Managing Attorney Ron Skufca has been active in the Collaborative Law process for over 15 years, having received advanced training in this highly specialized conflict resolution process and being an active member in the NC Civil Collaborative Association and the Charlotte Collaborative Divorce Professionals organizations. Collaborative Law is often described in contrast to courtroom litigation, with the collaborative law approach being a way to save time, money, and preserve relationships (read more in some of our previous blogs: “Collaborative Law: How Does it Work and is it Right For Me” and “Collaborative Law: An Oxymoron or an Effective Approach to Legal Disputes?”
There are, however, other approaches to dispute resolution, such as Mediation, that are more like the Collaborative Law approach but with some key differences. Mediation as a form of dispute resolutions can easily be confused with Collaborative Law since both are touted as a way to resolve disputes in a more peaceful and cooperative way.
What is Mediation?
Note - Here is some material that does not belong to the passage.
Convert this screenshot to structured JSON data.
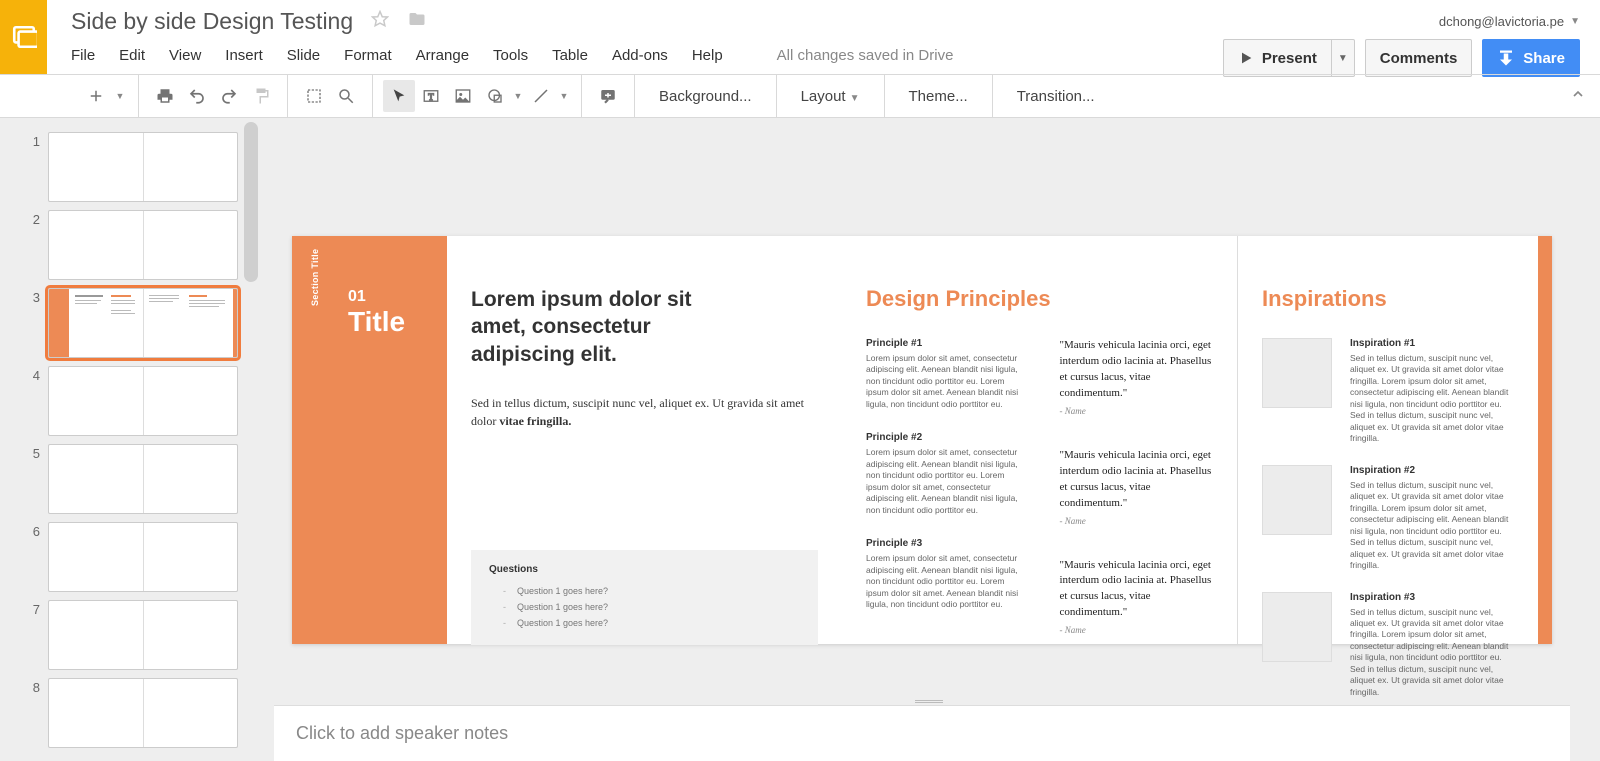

Mediation is an alternative dispute resolution process that is often used during the course of active litigation in a final effort to resolve the dispute prior to trial. In Mediation, a neutral third party is agreed upon by the parties & their attorneys to help reach agreement on the issues or claims that are the basis for the underlying lawsuit. The mediator helps identify the problems to be addressed, and acts as a go between or peacemaker between the parties and their attorneys who are advocates for their clients and their respective positions.
What is Collaborative Law?
In contrast, the Collaborative Law process starts by the parties entering into a contract that eliminates the ability for the parties to file a lawsuit. Thereafter, if the parties and their counsel utilize the services of a mediator to reach a mutual agreement, then it is in a forum where each party has an attorney trained in the Collaborative Law process working to obtain the best overall outcome that meets the parties’ respective needs and interests, instead of advocating for an outcome that supports their client’s position. In Collaborative Law, attorneys participate in a series of meetings with their clients and involve mutually agreed upon joint experts or professionals such as CPAs or other financial experts, mental health specialists, and therapists, and sometimes a mediator to assist in overcoming any stubborn sticking points standing in the way of reaching a final mutual agreement.
Both approaches can save parties time, money and help preserve relationships compared to courtroom litigation. Which approach to use depends on whether litigation has already been filed, and the ability of the parties to actively participate in obtaining a mutual agreement, as opposed to only advocating for a position.